The Historic Tour has four hundred and forty steps. It takes two hours to complete the two miles through the Bottomless Pit, Fat Man’s Misery, and up Mammoth Dome Tower. The only wet part of the cave is at the entrance. It was nice that most of the tour was dry, but that also meant that the stalactites and stalagmites that everyone thinks of when they think of a cave were nowhere to be found. No water means no minerals dripping and forming cave features. We were not allowed to use flash photography on the cave tour, so we did not have many opportunities to take pictures. We used a small flashlight a few times to get pictures, but a bright flashlight after being in almost complete darkness was a bit of a shocking experience. We all enjoyed the moment when our ranger, Kevin, turned out the lights and asked us all to be silent.
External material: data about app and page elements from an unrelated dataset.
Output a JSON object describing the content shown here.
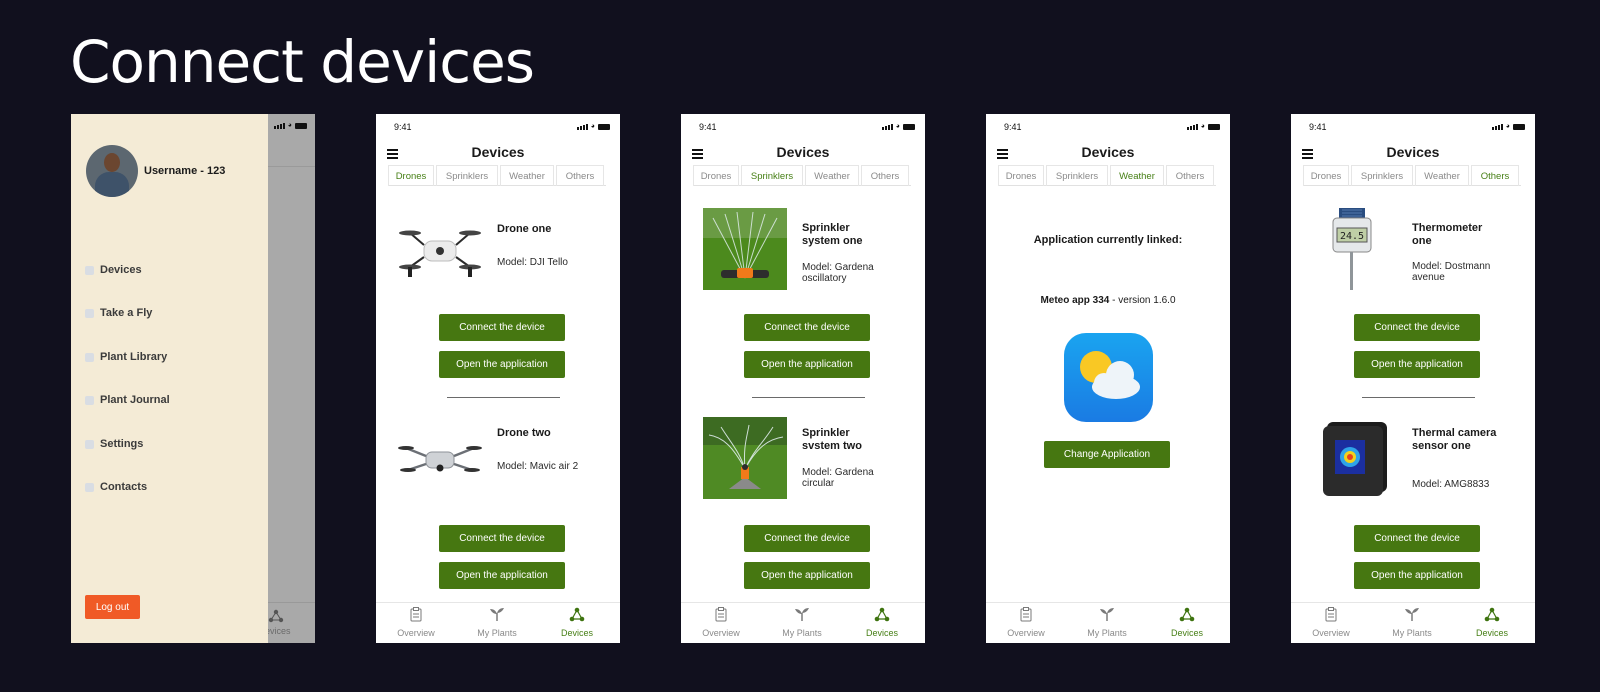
{
  "page_title": "Connect devices",
  "status_time": "9:41",
  "screen_title": "Devices",
  "tabs": [
    "Drones",
    "Sprinklers",
    "Weather",
    "Others"
  ],
  "nav": [
    "Overview",
    "My Plants",
    "Devices"
  ],
  "buttons": {
    "connect": "Connect the device",
    "open_app": "Open the application",
    "change_app": "Change Application"
  },
  "menu": {
    "username": "Username - 123",
    "items": [
      "Devices",
      "Take a Fly",
      "Plant Library",
      "Plant Journal",
      "Settings",
      "Contacts"
    ],
    "logout": "Log out",
    "behind_nav_label": "evices"
  },
  "drones": [
    {
      "title": "Drone one",
      "model": "Model: DJI Tello"
    },
    {
      "title": "Drone two",
      "model": "Model: Mavic air 2"
    }
  ],
  "sprinklers": [
    {
      "title": "Sprinkler system one",
      "model": "Model: Gardena oscillatory"
    },
    {
      "title": "Sprinkler svstem two",
      "model": "Model: Gardena circular"
    }
  ],
  "weather": {
    "linked_title": "Application currently linked:",
    "app_name": "Meteo app 334",
    "app_version": " - version 1.6.0"
  },
  "others": [
    {
      "title": "Thermometer one",
      "model": "Model: Dostmann avenue"
    },
    {
      "title": "Thermal camera sensor one",
      "model": "Model: AMG8833"
    }
  ],
  "thermometer_display": "24.5"
}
The picture above and on the right is of me trying to negotiate Fat Man’s Misery. I was able to walk normally through most of it until my hips became wedged. Caving is another example of Scott’s influence. Scott frequently went crawling around in tight spaces with a carbide lamp in caves during college. I, on the other hand, would wish him well and stay home as sometimes tight, dark, and stale-aired spaces get the better of me. The tight spaces didn’t bother me hardly at all today. Although to be fair most of the spaces were quite large. We went hiking at the Crater’s of the Moon National Park two years ago and I enjoyed those caves too. All except the cave that had signs that warned of previous and impending collapses…
While we enjoyed the cave hike it was rather flat. Which makes it ideal for taking over a hundred people at a time through on tours, but we wanted a little more. Brooke said, “That hike wasn’t a challenge. It was just like a two mile walk.” She is her father’s daughter. We all agreed though. We like our hikes to have a little more challenge to them. So that led us to our decision about the next day…more cave hiking!
We cooked up a butter noodle package and some chicken. We were a little rushed to finish and clean up dinner and make it to the 7:30 ranger talk. Scott stayed back to clean up while I took the kids to the ranger talk on the Power of Water to shape things like caves. Staying in the park made for a quick walk/ bike ride to the ranger talk.
The mom in front of us came fully prepared with Star Wars fruit snacks, glow sticks, and marshmallows as the ranger talk was a fireside chat complete with a real fire. Cody had to point out every time the mom brought something else out. Note for tomorrow night’s ranger talk: marshmallows and glow sticks.
Those little black dots in the sky were bats swooping down as we left the ranger talk.
On our way back to our site Scott stopped to help a couple trying to unlock their vehicle with their keys stuck inside. While I was blowing up the mats Brooke decided Cody needed a spray down from the sun shower which hadn’t had any time to warm up. The kids were super giggly and rambunctious. Scott didn’t return back to the tent until the kids and I were long asleep.